Each year, Bangstyle is thrilled to feature the finalists in each NAHA category. Keep reading to learn more about the artists whose work was selected in the Editorial/Session Stylist of the Year category for 2020!
Photographer: Patrick Sporleader
Captivating us with the beauty of her images, Jamie Wiley's 2020 NAHA collection - Spatial Beauty - truly makes us all take pause. She goes outside the box of both texture and architecture to bring us images that make you just want to reach out and touch them! There is an unreal quality to them that captivates the audience, making it hard for us to look away. Keep reading to see her collection in its entirety and learn more about her process as an artist.
What have been your goals for this year’s NAHA competition?
My goal this year was to step out of my comfort zone and really push the limits of beauty within a shape. To create a strong well-crafted collection that stops you in your tracks, makes you stare, and makes you feel heart feel something.
How has your artistry changed over the years?
I’ve evolved significantly just by submitting for NAHA for the past five years. There is nothing like research, development, and trial and error through a collection. You learn so much about your own skill set, what you are actually capable of, and the dedication to sharpen a skill to get to the end result for your look. My artistic eye has changed considerably and my focus is to be a well-rounded hairdresser with an aesthetic for styling, finishing and braiding.
What is the inspiration behind the collection?
The inspiration came from the ‘space between life and death’ – her ghostly beauty is trapped in purgatory. Working with geometric shapes, the hair transcended this collection through the space between life and death. Her ghostly glow creates a barrier for her to travel through time but also space as well. Each shape is manipulated with a different texture technique. Ultimately, my goal was to make each image one you can’t pull your eyes away from.
Did you have a favorite shoot or collection?
It is hard to choose between your work; it’s almost like choosing between which child you love more. I am in love with the entire process though; from conception to developing, creating, to preparing, to logistics, to shoot day and of course the best part the hair and seeing it on screen.
What was your biggest challenge?

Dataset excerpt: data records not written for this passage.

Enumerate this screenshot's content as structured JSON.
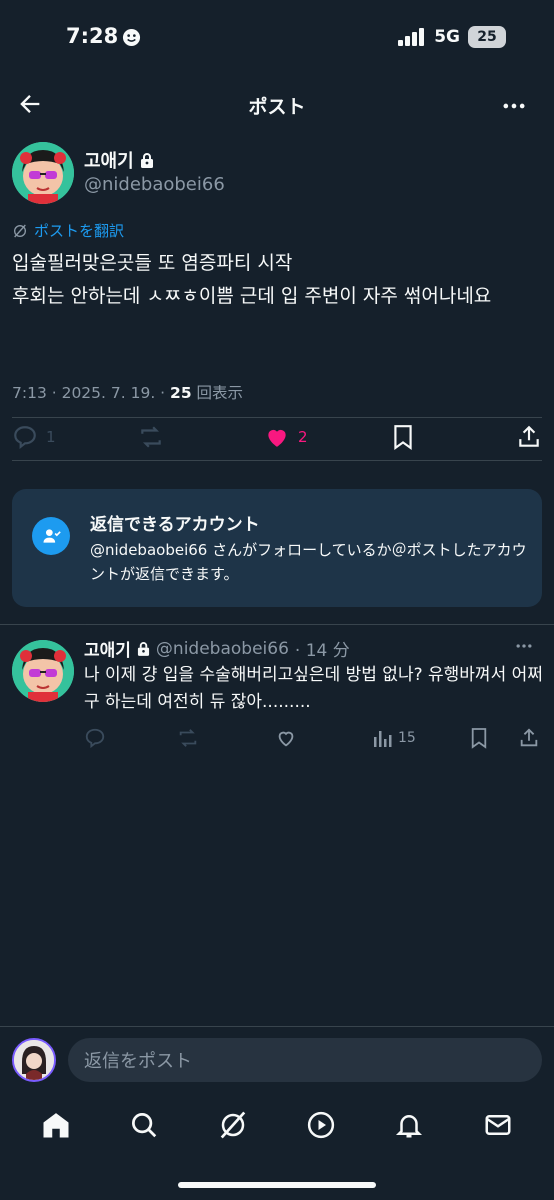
{
  "status_bar": {
    "time": "7:28",
    "network": "5G",
    "battery": "25"
  },
  "header": {
    "title": "ポスト"
  },
  "post": {
    "author_name": "고애기",
    "author_handle": "@nidebaobei66",
    "translate_label": "ポストを翻訳",
    "text_line1": "입술필러맞은곳들 또 염증파티 시작",
    "text_line2": "후회는 안하는데 ㅅㅉㅎ이쁨 근데 입 주변이 자주 썪어나네요",
    "meta_prefix": "7:13 · 2025. 7. 19. · ",
    "view_count": "25",
    "view_label": " 回表示",
    "reply_count": "1",
    "like_count": "2"
  },
  "reply_card": {
    "title": "返信できるアカウント",
    "body": "@nidebaobei66 さんがフォローしているか＠ポストしたアカウントが返信できます。"
  },
  "reply": {
    "author_name": "고애기",
    "author_handle": "@nidebaobei66",
    "time": "· 14 分",
    "text": "나 이제 걍 입을 수술해버리고싶은데 방법 없나? 유행바껴서 어쩌구 하는데 여전히 듀 잖아.........",
    "views": "15"
  },
  "composer": {
    "placeholder": "返信をポスト"
  },
  "colors": {
    "background": "#15202b",
    "accent": "#1d9bf0",
    "like": "#f91880",
    "muted": "#8b98a5"
  }
}
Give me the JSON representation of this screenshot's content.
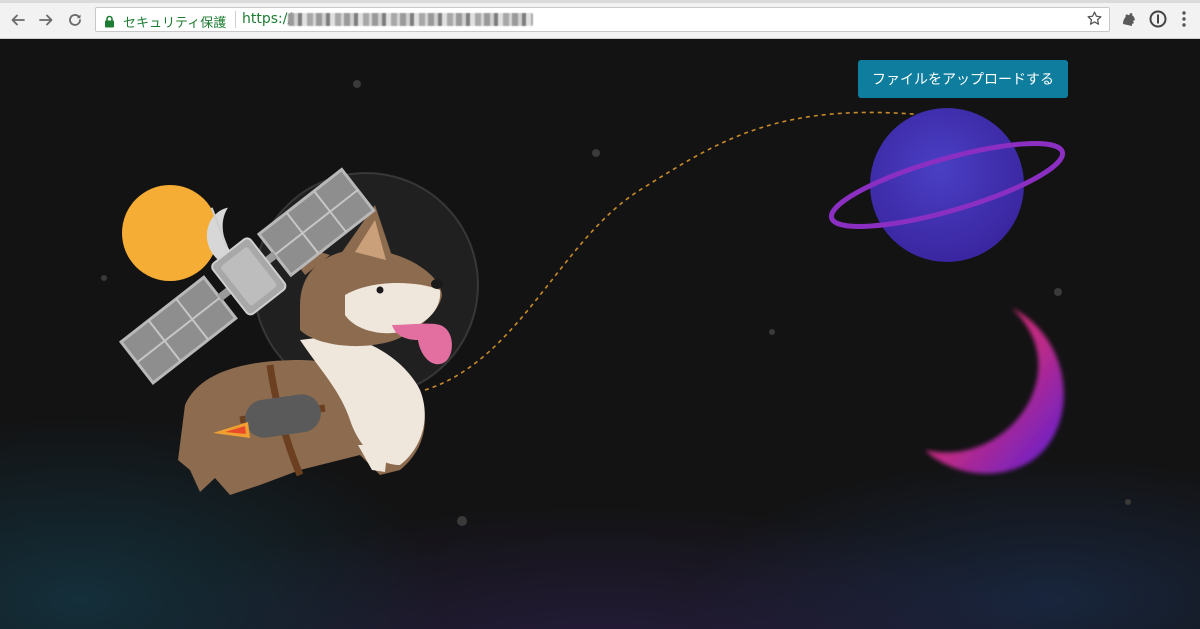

My biggest challenge was actually the first shot of the day, creating the Oblong shape. Placing the pieces perfectly and getting that first shot took almost four hours and since I was using the same model the pressure was extremely high.
How much prep time went into each piece?
The collection itself starts developing about 6-7 months out of the shoot. Each piece takes roughly 15 hours of prep time alone, totaling a prep time 75 hours together. Some of the pieces needed more practice than prep. Making sure I practiced the technique repeatedly. So, when the day of the shoot came it was like tying my shoe, it comes as second nature.
Photographer: Keith Bryce
The feeling that exudes from Lisa Von Kurvink's work is unmistakable. Self-admittedly, Lisa sees her work as having a dark or moody edge. We see that and so much more emotion behind each image. It's directed and pointed and leaves us enamored in the spell she's cast over us as an audience. To learn more about the collection and the inspiration behind it, keep scrolling!
The inspiration behind my collection was Medusa. I’m consistently drawn to the dark and seedy. I love bright and poppy pieces and even have tried to go this direction with my work, but somehow it still turns out dark and moody, lol!
I am constantly keeping my eyes and ears wide open for inspiration. I often pull inspiration from nature but have made collections inspired by everything from art to music. I’m never short of ideas, however, the ideas are sometimes limited to reality.
Once I start a piece, the entire idea can completely change depending on how something is looking. I have found that over the years being flexible is the best way to work. Sometimes if you are so dead set on how something will look when it’s finished, you’ll miss out on all the possibilities it could be. In fact, I actually fully scraped the pieces I had been working on 3 weeks before we shot this collection, and fully started over!
This is the 5th time I have entered NAHA and this is the first time I’ve been a finalist. Every time I do a collection, I learn so much!! I’m extremely proud of all my work, but I can always look back and try and figure out what can I do differently next time. And every year my work gets better. I feel that when you compete, it’s important to know in your heart that what your doing is good because it comes from you. But, also being able to look back on your work through objective eyes.
I’ve had an incredibly hard time working in color. I see others using color and think it’s amazing, but always stick to natural hair colors. I was encouraged to add some color to this collection, and it turned out great, but let’s be honest, you have to look pretty hard to find the color. The collection I am currently working on, however, is full-blown color! We’ll see how it turns out, but it was a big growing moment for me. I’m an L’anza healing artist, so all the hair products used in this collection were L’anza.
All forms of art inspire me! I love art museums, and try to visit our local art museum with my husband and kids regularly. I also try to visit as many throughout the county and beyond if I can! But I also love fashion, movies, music, and generally anything weird or unconventional.
I work behind the chair full time, and like most hairstylists out there spending my days doing mostly balayage and long layer cuts, because that is the market. But doing work like this not only feeds my creative being, it makes me a better stylist behind the chair. I mean, if I can do this with hair, how hard could whatever my client is requesting be?! It gives me confidence and keeps things fresh!